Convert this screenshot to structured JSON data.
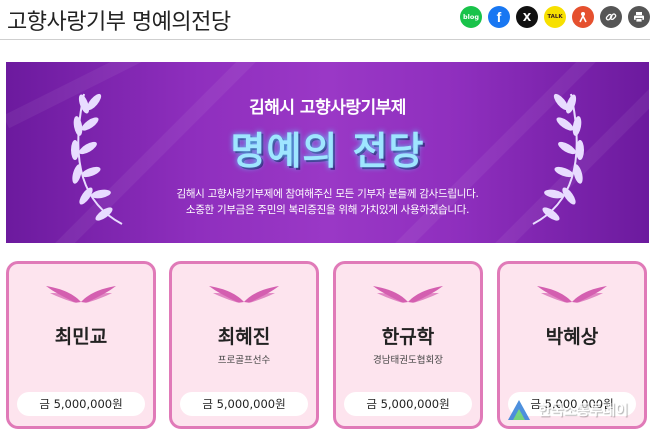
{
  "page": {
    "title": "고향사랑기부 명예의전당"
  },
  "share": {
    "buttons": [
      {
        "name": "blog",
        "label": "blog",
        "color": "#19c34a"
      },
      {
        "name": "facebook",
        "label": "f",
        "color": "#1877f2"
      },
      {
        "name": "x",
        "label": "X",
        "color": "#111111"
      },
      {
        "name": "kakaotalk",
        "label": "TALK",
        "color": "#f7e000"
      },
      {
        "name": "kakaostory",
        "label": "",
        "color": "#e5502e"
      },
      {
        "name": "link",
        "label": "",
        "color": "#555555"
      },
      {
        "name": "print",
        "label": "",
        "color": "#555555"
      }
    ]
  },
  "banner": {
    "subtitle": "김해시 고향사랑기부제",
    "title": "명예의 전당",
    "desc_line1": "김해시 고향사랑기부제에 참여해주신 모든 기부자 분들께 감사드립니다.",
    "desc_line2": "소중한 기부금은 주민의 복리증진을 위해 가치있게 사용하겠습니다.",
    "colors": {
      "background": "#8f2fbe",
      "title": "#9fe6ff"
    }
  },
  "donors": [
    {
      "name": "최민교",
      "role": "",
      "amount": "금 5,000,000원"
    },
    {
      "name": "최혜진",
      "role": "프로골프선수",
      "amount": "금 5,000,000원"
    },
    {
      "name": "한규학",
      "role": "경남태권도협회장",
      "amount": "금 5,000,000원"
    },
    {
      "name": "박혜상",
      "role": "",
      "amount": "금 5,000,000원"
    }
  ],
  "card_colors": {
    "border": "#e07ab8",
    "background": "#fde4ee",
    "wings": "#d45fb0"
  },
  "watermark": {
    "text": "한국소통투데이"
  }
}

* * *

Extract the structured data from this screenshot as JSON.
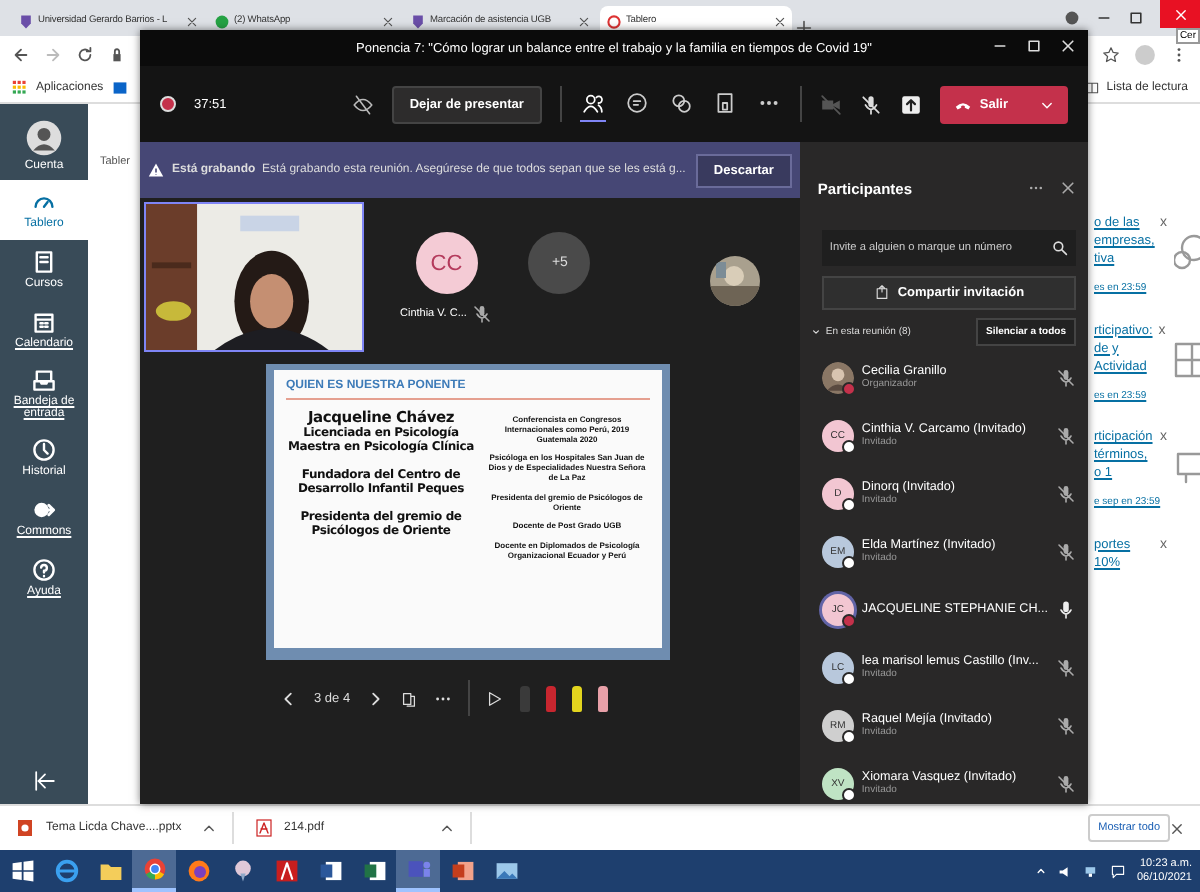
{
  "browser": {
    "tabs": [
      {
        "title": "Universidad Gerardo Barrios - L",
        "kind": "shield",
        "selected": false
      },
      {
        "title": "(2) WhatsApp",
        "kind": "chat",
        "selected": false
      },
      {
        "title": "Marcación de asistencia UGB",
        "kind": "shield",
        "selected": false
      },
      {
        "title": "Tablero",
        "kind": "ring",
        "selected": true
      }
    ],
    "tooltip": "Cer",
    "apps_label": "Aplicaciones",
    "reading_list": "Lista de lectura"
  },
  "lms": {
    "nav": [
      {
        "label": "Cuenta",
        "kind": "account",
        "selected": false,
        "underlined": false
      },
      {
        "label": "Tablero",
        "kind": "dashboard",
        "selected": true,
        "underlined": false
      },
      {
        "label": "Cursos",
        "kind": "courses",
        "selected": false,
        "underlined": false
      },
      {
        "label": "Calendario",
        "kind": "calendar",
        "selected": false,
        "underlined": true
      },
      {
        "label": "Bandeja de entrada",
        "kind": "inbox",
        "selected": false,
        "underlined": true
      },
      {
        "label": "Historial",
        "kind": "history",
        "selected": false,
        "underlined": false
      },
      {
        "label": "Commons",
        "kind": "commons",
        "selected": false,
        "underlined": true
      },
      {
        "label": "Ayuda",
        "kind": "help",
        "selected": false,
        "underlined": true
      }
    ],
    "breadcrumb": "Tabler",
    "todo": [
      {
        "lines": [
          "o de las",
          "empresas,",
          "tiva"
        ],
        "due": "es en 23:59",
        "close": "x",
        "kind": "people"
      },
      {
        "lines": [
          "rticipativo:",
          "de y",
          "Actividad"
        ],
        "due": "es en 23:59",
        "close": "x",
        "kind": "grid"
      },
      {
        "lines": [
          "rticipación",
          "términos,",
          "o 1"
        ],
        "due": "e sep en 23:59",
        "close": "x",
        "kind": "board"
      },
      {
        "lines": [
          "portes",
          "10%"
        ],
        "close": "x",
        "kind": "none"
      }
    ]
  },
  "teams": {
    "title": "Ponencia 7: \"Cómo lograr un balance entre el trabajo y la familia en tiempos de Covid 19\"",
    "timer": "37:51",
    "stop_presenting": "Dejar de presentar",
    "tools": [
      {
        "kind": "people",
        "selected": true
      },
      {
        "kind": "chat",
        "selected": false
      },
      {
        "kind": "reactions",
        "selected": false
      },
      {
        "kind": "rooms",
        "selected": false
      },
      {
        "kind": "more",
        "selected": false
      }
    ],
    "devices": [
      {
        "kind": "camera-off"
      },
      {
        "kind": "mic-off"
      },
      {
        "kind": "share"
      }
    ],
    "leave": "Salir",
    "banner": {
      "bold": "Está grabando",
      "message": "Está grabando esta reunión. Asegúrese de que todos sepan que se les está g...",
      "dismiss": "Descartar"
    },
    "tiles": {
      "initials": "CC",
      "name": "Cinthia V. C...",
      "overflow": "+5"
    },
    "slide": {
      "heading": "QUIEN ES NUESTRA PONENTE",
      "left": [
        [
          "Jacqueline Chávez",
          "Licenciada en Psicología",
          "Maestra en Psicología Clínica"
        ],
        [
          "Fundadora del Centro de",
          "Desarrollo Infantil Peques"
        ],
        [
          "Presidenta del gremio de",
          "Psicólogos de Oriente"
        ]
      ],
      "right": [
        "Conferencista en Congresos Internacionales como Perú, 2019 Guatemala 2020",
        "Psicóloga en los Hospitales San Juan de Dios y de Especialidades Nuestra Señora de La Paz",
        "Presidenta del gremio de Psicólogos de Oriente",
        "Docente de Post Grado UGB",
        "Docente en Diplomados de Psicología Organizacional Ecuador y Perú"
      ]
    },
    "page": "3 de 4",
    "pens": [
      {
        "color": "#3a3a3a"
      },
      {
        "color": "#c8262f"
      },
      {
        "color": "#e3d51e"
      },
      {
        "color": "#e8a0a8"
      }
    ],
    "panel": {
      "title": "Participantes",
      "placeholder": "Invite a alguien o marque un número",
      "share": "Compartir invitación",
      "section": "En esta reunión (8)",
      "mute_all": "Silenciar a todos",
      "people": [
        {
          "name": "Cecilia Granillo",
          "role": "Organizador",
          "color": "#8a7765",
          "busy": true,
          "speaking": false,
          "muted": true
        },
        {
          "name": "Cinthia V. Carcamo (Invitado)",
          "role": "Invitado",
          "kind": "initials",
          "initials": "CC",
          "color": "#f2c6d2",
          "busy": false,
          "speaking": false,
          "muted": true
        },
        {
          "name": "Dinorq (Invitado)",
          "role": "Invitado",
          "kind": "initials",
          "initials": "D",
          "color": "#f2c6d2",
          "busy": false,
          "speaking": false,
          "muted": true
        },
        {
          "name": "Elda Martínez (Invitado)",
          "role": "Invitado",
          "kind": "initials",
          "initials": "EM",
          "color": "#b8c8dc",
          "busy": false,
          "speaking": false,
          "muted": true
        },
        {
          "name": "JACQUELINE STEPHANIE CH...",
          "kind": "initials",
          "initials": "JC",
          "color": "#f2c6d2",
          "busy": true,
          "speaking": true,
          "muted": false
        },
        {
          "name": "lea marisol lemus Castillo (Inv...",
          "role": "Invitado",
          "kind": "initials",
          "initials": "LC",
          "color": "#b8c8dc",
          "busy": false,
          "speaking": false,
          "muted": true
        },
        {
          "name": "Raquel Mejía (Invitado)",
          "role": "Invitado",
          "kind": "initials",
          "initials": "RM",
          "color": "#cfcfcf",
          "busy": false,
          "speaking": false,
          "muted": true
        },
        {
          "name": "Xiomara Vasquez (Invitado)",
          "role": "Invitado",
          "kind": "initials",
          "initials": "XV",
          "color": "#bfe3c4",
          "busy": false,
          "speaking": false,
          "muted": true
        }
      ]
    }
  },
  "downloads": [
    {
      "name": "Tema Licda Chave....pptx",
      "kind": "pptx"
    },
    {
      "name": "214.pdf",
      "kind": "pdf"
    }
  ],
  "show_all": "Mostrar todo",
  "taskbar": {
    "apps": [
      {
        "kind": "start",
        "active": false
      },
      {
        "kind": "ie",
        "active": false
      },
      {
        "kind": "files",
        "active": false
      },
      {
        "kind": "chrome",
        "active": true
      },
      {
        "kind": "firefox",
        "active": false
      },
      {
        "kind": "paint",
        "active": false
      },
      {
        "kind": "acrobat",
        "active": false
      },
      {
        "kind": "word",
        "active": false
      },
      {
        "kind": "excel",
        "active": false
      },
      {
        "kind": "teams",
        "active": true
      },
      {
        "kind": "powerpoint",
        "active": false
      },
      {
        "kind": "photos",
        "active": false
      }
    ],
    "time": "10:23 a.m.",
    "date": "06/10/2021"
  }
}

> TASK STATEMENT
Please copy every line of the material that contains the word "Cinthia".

> WRITTEN SOLUTION
      "name": "Cinthia V. C...",
          "name": "Cinthia V. Carcamo (Invitado)",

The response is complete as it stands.